- _Work instructions_: Please show every line in the entries below that includes the word "конторы".

[[ Material provided open ]]

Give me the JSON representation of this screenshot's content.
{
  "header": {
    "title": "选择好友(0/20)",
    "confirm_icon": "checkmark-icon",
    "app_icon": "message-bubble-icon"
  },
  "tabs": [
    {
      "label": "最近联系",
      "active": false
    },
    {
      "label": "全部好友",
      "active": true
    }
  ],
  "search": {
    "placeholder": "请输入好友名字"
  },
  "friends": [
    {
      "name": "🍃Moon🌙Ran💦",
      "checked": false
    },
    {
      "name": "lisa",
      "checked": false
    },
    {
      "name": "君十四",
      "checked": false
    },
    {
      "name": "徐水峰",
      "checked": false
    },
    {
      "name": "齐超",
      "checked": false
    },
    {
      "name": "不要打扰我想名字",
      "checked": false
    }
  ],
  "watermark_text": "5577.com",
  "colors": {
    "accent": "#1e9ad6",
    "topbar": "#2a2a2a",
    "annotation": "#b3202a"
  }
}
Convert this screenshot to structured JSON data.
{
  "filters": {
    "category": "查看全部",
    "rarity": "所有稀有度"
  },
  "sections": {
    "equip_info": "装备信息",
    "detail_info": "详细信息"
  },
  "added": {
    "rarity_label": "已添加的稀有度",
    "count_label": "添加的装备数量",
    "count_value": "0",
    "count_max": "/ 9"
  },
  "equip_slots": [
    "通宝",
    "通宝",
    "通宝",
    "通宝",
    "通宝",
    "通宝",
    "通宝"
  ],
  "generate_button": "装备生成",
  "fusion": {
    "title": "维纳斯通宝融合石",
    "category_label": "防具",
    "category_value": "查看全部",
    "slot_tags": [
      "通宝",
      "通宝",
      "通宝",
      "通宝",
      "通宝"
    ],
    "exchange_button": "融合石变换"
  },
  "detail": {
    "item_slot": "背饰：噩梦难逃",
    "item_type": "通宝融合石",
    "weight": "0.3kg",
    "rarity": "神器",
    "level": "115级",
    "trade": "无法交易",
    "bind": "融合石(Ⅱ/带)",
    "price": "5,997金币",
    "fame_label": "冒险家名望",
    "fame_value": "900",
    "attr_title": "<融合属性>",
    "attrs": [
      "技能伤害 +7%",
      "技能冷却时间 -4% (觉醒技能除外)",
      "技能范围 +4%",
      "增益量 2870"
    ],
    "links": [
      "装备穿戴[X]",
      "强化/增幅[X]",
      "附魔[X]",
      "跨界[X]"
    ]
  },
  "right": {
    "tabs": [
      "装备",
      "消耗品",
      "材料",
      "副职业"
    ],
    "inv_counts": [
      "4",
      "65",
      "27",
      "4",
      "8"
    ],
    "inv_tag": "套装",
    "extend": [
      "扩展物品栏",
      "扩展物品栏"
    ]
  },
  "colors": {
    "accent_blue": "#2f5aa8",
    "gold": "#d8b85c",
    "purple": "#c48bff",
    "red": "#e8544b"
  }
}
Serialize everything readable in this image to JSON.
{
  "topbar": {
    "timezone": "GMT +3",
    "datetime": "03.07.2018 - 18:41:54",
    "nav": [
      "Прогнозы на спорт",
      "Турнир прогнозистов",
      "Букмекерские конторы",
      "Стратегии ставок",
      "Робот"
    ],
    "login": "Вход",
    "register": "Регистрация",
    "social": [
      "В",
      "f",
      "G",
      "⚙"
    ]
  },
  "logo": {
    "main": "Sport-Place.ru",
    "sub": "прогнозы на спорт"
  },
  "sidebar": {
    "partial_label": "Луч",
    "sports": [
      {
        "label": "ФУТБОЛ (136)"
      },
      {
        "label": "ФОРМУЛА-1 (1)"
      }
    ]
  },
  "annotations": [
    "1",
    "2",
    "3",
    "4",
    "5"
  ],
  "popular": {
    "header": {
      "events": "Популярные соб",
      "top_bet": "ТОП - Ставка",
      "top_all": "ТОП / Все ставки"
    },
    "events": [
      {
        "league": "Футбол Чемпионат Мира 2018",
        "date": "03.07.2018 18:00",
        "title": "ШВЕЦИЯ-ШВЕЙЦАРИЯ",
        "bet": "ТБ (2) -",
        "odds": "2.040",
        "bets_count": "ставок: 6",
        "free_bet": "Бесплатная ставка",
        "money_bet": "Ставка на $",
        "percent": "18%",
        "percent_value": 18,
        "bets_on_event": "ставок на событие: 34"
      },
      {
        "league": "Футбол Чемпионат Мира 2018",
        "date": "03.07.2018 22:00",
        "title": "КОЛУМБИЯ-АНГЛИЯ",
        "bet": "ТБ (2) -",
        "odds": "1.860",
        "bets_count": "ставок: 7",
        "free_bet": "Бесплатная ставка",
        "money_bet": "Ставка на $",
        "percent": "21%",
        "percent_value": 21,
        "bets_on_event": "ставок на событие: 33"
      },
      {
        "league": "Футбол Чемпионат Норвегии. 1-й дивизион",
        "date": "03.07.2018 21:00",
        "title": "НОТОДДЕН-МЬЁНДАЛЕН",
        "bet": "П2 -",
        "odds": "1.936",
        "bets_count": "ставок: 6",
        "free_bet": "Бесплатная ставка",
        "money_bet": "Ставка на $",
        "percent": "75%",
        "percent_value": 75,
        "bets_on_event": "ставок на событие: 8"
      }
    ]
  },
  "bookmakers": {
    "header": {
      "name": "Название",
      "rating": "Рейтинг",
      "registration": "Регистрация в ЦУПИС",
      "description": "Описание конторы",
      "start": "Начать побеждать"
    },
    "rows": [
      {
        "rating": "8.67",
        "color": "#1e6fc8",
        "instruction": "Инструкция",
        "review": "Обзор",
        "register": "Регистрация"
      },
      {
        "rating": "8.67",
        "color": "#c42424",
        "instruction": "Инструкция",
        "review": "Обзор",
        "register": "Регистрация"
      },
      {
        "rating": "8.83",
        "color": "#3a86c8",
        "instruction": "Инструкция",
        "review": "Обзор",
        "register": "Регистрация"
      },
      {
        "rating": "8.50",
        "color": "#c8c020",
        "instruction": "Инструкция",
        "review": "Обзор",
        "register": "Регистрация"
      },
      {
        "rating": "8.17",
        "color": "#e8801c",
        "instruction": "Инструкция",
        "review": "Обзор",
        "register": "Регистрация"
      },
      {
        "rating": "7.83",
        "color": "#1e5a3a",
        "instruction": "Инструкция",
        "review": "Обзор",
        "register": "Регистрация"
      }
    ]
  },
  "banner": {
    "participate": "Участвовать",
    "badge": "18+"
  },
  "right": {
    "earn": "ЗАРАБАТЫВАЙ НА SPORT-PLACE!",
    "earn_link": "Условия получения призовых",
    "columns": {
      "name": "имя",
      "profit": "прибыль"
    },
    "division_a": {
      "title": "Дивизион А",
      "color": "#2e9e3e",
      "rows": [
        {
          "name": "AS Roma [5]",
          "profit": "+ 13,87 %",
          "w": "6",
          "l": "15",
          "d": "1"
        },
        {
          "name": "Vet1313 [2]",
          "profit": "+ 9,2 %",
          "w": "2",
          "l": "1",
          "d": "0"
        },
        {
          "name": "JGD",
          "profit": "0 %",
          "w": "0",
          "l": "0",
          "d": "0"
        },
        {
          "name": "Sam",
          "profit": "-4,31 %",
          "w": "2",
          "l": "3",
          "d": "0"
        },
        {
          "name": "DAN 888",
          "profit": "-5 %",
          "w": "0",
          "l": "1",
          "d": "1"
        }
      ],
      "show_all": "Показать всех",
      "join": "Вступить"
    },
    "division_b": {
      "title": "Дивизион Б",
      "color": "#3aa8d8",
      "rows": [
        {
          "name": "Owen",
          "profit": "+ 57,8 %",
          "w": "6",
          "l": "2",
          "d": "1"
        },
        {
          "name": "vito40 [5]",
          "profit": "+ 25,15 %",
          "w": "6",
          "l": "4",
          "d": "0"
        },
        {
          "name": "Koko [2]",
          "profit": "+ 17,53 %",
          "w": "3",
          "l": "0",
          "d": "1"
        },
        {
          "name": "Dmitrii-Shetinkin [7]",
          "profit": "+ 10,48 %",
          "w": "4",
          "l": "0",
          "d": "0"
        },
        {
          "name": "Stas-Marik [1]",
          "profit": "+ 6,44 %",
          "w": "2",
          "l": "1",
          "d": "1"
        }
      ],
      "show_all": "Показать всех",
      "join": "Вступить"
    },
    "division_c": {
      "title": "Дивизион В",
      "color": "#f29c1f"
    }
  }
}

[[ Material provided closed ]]

- _Expected answer_:
      "Букмекерские конторы",
      "description": "Описание конторы",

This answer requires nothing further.